LONDON - Oil prices dropped on Wednesday amid talk of increased Saudi Arabian supplies to help cool the market, analysts said.

Brent North Sea crude for delivery in November, the market benchmark price for oil, slid 50 cents to $111.53 a barrel in London midday deals.

New York’s main contract, light sweet crude for October shed 21 cents to $95.08 a barrel.

Prices were being “dampened above all by reports that Saudi Arabia plans to do everything in its power to ensure the fundamentally justified (Brent) oil price of $100 per barrel on the market,” said Commerzbank analyst Carsten Fritsch.

“The country has always been interested in maintaining a high but stable oil price level which will also not lastingly cool demand for oil.”

Saudi oil minister Ali al-Naimi said earlier this month that prices were too high amid fears that expensive energy would undermine attempts to boost global economic growth.

The Saudi position was rekindled on Wednesday after the Financial Times said that the world’s biggest oil exporter had been offering customers extra supplies.

But prices have in any case fallen in recent days as investors fret about tepid economic growth in the United States and mounting tensions between China and Japan, traders said.

With the euphoria from last Thursday’s Federal Reserve announcement of fresh stimulus grown cold, investors focused on the reason for central bank support, which was a slowing, sluggish US economy mired in high unemployment.

There was meanwhile a mysterious plunge for oil prices on Monday that left analysts baffled. In unusually volatile deals, Brent and WTI futures suddenly tumbled by about four dollars in intraday trade.

Some market watchers suggested that the price slump could have been the result of a so-called “fat finger” trading error. Traders had also been spooked by market rumours that US President Barack Obama’s administration would release oil from the strategic petroleum reserve (SPR) to lower prices ahead of the November 6 election.

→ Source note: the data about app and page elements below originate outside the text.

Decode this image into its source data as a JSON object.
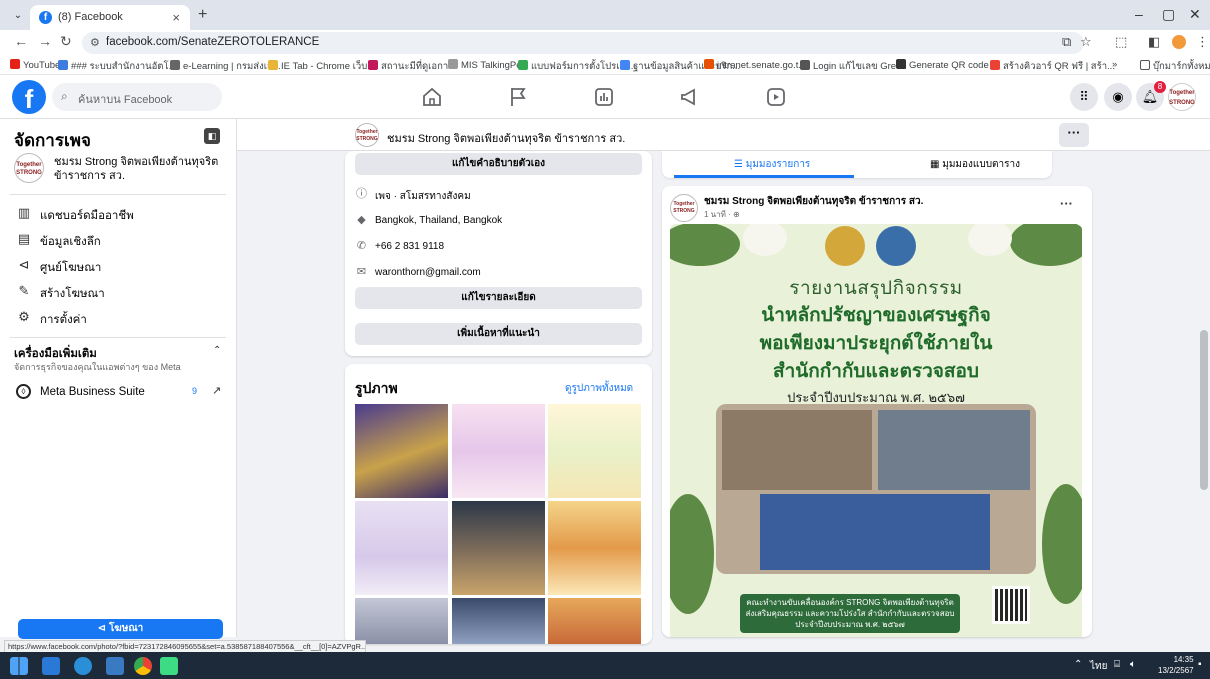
{
  "browser": {
    "tab_title": "(8) Facebook",
    "tab_close": "×",
    "new_tab": "+",
    "url": "facebook.com/SenateZEROTOLERANCE",
    "window_controls": [
      "–",
      "▢",
      "✕"
    ],
    "bookmarks": [
      "YouTube",
      "### ระบบสำนักงานอัตโ...",
      "e-Learning | กรมส่งเส...",
      "IE Tab - Chrome เว็บ...",
      "สถานะมีที่ดูเอกา",
      "MIS TalkingPen",
      "แบบฟอร์มการตั้งโปรแก...",
      "ฐานข้อมูลสินค้าและบริก...",
      "intranet.senate.go.t...",
      "Login แก้ไขเลข Green",
      "Generate QR code",
      "สร้างคิวอาร์ QR ฟรี | สร้า...",
      "»",
      "บุ๊กมาร์กทั้งหมด"
    ]
  },
  "fb": {
    "search_placeholder": "ค้นหาบน Facebook",
    "notification_count": "8",
    "avatar_text": "Together STRONG"
  },
  "sidebar": {
    "title": "จัดการเพจ",
    "page_name": "ชมรม Strong จิตพอเพียงต้านทุจริต ข้าราชการ สว.",
    "items": [
      {
        "label": "แดชบอร์ดมืออาชีพ",
        "icon": "dashboard-icon"
      },
      {
        "label": "ข้อมูลเชิงลึก",
        "icon": "insights-icon"
      },
      {
        "label": "ศูนย์โฆษณา",
        "icon": "megaphone-icon"
      },
      {
        "label": "สร้างโฆษณา",
        "icon": "edit-icon"
      },
      {
        "label": "การตั้งค่า",
        "icon": "gear-icon"
      }
    ],
    "tools_title": "เครื่องมือเพิ่มเติม",
    "tools_subtitle": "จัดการธุรกิจของคุณในแอพต่างๆ ของ Meta",
    "meta_suite": "Meta Business Suite",
    "meta_count": "9",
    "promote_label": "โฆษณา"
  },
  "pagebar": {
    "name": "ชมรม Strong จิตพอเพียงต้านทุจริต ข้าราชการ สว.",
    "more": "···"
  },
  "intro": {
    "edit_bio": "แก้ไขคำอธิบายตัวเอง",
    "category": "เพจ · สโมสรทางสังคม",
    "location": "Bangkok, Thailand, Bangkok",
    "phone": "+66 2 831 9118",
    "email": "waronthorn@gmail.com",
    "edit_details": "แก้ไขรายละเอียด",
    "add_featured": "เพิ่มเนื้อหาที่แนะนำ"
  },
  "photos": {
    "title": "รูปภาพ",
    "see_all": "ดูรูปภาพทั้งหมด"
  },
  "feed": {
    "list_view": "มุมมองรายการ",
    "grid_view": "มุมมองแบบตาราง",
    "post_author": "ชมรม Strong จิตพอเพียงต้านทุจริต ข้าราชการ สว.",
    "post_time": "1 นาที · ",
    "post_more": "···",
    "image": {
      "line1": "รายงานสรุปกิจกรรม",
      "line2": "นำหลักปรัชญาของเศรษฐกิจ",
      "line3": "พอเพียงมาประยุกต์ใช้ภายใน",
      "line4": "สำนักกำกับและตรวจสอบ",
      "line5": "ประจำปีงบประมาณ พ.ศ. ๒๕๖๗",
      "footer": "คณะทำงานขับเคลื่อนองค์กร STRONG จิตพอเพียงต้านทุจริต ส่งเสริมคุณธรรม และความโปร่งใส สำนักกำกับและตรวจสอบ ประจำปีงบประมาณ พ.ศ. ๒๕๖๗"
    }
  },
  "status_url": "https://www.facebook.com/photo/?fbid=723172846095655&set=a.538587188407556&__cft__[0]=AZVPgR...",
  "taskbar": {
    "time": "14:35",
    "date": "13/2/2567",
    "lang": "ไทย"
  },
  "colors": {
    "facebook_blue": "#1877f2",
    "notification_red": "#e41e3f",
    "poster_green": "#1f6b2a"
  }
}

“With Saudi Arabia making front page of the Financial Times about increasing supplies, any SPR release from the US will be seen even more as a political vote-buying decision and therefore makes a SPR release less likely,” Olivier Jakob, an analyst at Petromatrix research group, said on Wednesday.

Oil prices had surged last week to four-month highs after the Fed embarked upon a third phase of quantitative easing or QE3 to boost the US economy — which is the world’s top crude consuming nation.

But they soon reversed direction, also amid a growing dispute between China, the world’s biggest energy consumer, and Japan, the third-largest economy, over islands in the East China Sea also rattled the oil markets.“The concern for oil traders is the potential damage to Chinese-Japanese trade and its impact on oil demand,” said Phil Flynn of The Price Futures Group.

“The worry is that an escalation could weaken the demand for oil. It could lead to safe-haven buying in the dollar and bonds and cause a flight away from the euro,” he said.